Harvard Business Review shares findings from summer OB/HR PhD graduate, Haoying (Howie) Xu. In summary, while managers should strive to treat their employees fairly, it’s only natural for them to develop stronger relationships with some people than with others.

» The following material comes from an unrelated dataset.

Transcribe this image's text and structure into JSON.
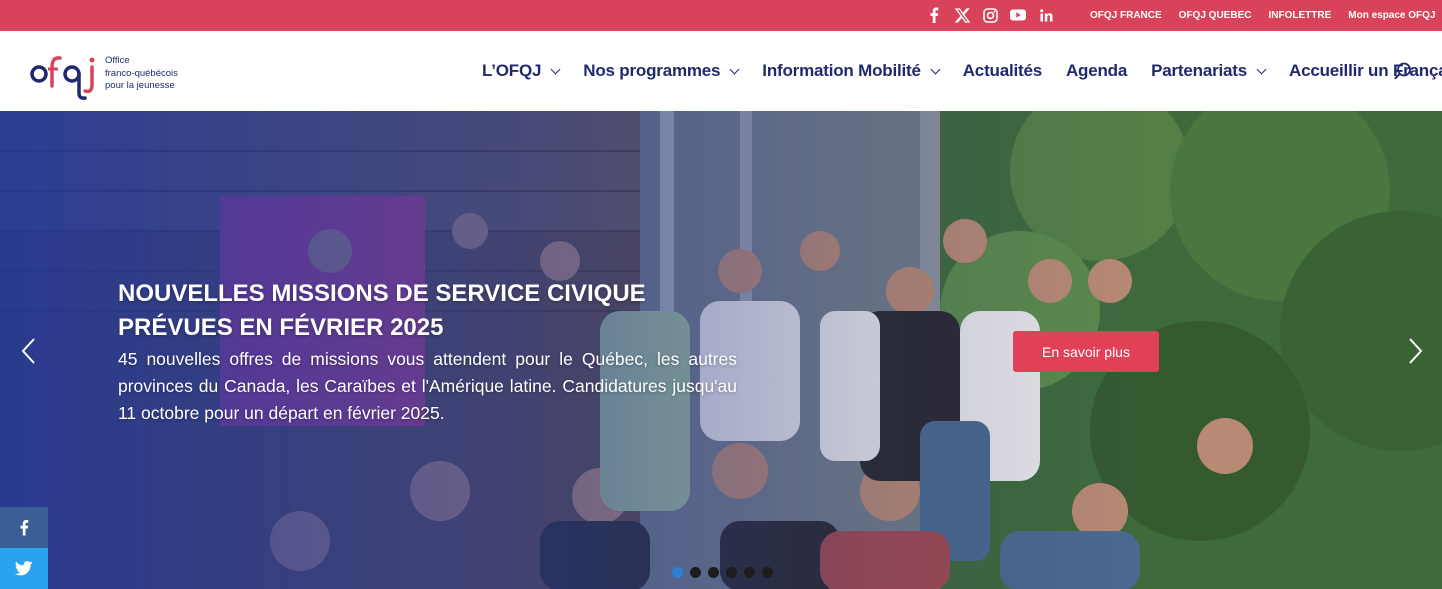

The good news is, new research suggests that this sort of favoritism doesn’t have to be destructive. Specifically, if the “boss’s favorite” is perceived as expressing authentic rather than hubristic pride, researchers found that witnessing favoritism could actually motivate other employees to improve and build stronger relationships themselves. With the right approach, employees, managers, and leaders can build an organizational culture that celebrates positive workplace relationships and gives everyone the tools they need to grow and succeed.